REQUIRED ACTION = Search the data for the word "JSON" and copy each line that has it.

RECORDS SUPPLIED Block Start

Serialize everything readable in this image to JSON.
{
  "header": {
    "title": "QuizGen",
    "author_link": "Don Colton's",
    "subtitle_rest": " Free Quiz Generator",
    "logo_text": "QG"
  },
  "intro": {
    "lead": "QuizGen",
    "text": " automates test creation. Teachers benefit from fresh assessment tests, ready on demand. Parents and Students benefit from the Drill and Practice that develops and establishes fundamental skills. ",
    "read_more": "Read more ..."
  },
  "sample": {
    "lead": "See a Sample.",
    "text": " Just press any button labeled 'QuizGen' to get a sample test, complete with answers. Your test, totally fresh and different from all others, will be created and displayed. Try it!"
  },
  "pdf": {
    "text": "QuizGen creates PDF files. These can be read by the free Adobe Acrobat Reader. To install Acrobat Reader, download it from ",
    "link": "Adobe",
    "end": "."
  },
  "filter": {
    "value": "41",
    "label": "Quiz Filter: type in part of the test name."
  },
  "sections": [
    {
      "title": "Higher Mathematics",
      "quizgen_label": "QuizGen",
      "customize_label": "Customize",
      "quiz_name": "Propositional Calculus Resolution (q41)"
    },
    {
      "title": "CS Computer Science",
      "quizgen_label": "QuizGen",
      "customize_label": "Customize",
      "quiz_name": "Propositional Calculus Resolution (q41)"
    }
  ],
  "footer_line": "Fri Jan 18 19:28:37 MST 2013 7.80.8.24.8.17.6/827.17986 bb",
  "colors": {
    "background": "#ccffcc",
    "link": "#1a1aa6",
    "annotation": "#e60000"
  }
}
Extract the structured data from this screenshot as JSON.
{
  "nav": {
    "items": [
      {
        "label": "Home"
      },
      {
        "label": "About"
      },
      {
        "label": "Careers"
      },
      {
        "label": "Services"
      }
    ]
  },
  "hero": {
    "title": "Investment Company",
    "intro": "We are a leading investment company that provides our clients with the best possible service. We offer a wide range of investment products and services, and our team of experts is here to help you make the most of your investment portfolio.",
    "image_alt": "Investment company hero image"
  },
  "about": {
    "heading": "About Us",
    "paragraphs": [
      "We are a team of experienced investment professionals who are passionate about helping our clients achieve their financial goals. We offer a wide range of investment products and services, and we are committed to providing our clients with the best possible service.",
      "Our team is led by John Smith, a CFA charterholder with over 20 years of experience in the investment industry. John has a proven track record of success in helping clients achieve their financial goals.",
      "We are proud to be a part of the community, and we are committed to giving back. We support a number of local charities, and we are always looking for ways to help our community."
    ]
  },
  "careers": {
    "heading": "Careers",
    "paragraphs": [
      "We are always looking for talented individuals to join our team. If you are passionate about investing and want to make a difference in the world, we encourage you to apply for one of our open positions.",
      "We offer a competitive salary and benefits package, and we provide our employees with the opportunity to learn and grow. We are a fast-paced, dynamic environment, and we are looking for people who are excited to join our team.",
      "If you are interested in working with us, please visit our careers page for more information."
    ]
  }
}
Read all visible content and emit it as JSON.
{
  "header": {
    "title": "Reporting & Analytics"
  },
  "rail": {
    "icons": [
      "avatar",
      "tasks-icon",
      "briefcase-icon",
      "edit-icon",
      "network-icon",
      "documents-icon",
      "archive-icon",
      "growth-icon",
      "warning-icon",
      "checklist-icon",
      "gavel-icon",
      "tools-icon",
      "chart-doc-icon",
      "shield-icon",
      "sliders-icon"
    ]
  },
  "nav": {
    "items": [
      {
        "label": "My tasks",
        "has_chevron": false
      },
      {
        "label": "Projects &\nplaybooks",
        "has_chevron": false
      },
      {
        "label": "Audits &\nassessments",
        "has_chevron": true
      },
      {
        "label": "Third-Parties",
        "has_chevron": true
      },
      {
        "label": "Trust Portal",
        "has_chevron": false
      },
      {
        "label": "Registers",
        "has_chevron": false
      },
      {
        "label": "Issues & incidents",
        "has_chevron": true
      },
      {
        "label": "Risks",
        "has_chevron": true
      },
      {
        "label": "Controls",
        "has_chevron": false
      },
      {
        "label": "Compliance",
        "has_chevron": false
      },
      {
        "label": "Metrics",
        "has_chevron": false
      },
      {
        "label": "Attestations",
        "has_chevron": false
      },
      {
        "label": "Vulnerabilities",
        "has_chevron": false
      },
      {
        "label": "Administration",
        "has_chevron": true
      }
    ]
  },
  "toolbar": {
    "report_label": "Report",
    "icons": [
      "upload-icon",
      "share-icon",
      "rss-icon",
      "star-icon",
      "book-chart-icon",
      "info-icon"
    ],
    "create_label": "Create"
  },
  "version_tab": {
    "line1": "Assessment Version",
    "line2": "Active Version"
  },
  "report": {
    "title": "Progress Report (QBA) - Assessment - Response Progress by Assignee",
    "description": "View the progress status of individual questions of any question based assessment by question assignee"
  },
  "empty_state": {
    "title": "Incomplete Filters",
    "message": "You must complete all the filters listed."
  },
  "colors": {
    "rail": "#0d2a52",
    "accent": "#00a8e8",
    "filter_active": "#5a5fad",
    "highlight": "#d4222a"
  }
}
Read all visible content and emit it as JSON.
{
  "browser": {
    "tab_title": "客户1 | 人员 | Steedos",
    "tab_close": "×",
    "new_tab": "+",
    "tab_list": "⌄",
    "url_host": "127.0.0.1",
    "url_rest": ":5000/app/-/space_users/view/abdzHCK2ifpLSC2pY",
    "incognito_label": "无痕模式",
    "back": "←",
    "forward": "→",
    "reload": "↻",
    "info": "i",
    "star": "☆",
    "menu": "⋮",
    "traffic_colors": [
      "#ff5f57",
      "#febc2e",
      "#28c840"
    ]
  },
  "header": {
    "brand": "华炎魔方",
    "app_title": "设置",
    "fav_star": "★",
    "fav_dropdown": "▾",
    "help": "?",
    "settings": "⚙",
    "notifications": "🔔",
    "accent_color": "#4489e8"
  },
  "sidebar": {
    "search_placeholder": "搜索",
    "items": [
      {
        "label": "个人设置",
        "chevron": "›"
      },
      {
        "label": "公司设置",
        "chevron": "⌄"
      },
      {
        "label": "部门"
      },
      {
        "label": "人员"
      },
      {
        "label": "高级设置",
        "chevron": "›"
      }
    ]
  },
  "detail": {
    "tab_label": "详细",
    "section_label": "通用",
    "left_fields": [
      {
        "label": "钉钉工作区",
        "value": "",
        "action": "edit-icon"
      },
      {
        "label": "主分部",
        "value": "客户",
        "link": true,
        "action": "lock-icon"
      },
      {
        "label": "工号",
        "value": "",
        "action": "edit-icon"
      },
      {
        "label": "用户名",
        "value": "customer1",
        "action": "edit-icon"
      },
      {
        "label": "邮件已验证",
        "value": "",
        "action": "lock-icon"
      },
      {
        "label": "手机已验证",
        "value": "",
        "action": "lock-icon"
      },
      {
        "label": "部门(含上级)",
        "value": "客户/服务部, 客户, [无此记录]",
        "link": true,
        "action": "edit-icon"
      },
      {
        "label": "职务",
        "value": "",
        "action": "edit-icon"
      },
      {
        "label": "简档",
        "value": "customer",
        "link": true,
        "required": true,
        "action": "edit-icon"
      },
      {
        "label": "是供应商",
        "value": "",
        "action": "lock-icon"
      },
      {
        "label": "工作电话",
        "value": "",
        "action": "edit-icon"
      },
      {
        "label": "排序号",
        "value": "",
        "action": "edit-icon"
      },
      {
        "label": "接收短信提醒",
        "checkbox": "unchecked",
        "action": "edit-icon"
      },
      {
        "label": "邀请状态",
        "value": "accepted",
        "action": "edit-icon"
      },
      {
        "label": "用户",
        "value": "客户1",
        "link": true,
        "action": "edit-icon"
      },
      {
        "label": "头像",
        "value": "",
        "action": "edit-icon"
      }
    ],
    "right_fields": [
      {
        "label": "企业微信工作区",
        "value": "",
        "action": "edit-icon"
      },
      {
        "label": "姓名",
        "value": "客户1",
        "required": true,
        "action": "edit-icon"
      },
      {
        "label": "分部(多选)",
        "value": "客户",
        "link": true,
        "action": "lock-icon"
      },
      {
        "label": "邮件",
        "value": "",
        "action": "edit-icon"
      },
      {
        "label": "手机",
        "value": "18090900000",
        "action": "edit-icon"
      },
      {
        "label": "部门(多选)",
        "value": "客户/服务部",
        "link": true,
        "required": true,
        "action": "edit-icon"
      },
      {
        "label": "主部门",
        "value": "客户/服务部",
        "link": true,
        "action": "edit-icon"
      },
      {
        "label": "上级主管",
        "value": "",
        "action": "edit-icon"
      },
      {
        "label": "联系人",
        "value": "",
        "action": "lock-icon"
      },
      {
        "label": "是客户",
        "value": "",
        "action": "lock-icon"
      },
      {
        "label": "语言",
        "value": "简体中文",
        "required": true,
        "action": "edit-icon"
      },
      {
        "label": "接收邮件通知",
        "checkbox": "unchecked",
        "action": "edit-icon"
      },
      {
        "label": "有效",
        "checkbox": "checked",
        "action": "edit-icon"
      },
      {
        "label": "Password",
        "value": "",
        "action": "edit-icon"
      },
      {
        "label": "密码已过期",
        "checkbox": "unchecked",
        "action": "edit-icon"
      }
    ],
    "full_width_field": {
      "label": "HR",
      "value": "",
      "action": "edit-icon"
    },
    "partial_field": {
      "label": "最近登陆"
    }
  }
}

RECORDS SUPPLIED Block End

ANSWER SECTION =
Serialize everything readable in this image to JSON.
Extract the structured data from this screenshot as JSON.
Read all visible content and emit it as JSON.
Read all visible content and emit it as JSON.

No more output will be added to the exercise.